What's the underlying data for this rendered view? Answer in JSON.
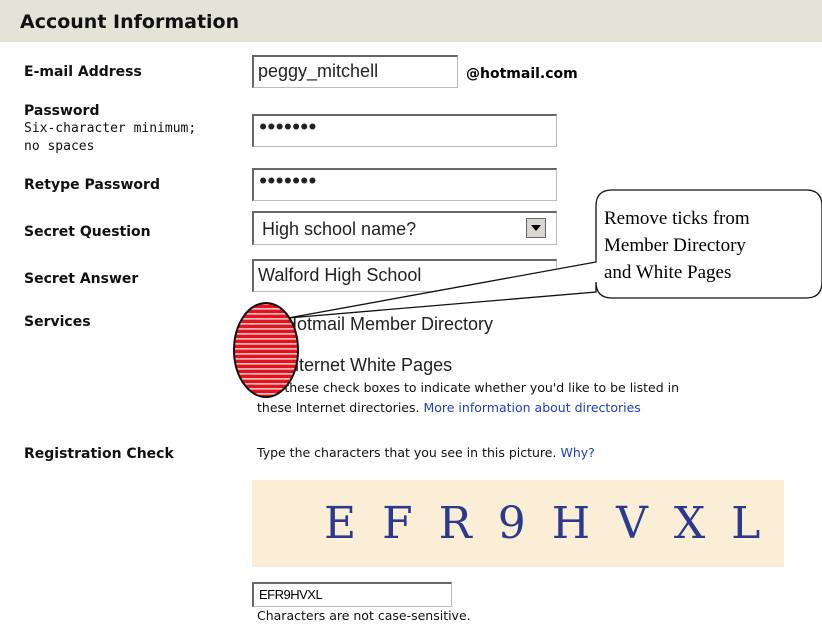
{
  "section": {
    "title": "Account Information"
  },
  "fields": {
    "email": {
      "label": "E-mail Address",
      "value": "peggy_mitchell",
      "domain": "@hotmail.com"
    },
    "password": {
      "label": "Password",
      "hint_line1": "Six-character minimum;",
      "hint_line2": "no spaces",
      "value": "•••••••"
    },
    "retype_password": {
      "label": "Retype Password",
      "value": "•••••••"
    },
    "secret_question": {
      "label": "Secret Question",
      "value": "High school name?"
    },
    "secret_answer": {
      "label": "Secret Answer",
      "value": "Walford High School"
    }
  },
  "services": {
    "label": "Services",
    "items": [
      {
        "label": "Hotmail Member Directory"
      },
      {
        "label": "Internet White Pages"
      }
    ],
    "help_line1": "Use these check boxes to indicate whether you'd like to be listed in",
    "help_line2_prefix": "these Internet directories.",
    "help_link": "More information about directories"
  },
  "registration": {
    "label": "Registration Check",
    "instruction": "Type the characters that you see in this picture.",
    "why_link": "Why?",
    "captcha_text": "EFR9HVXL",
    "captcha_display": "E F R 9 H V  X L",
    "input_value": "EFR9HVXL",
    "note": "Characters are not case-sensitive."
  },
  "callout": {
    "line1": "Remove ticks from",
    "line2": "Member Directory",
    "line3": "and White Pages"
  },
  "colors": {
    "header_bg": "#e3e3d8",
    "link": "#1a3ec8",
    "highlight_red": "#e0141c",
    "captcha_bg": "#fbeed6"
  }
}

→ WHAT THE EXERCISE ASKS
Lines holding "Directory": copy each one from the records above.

→ REPLY
        "label": "Hotmail Member Directory"
    "line2": "Member Directory",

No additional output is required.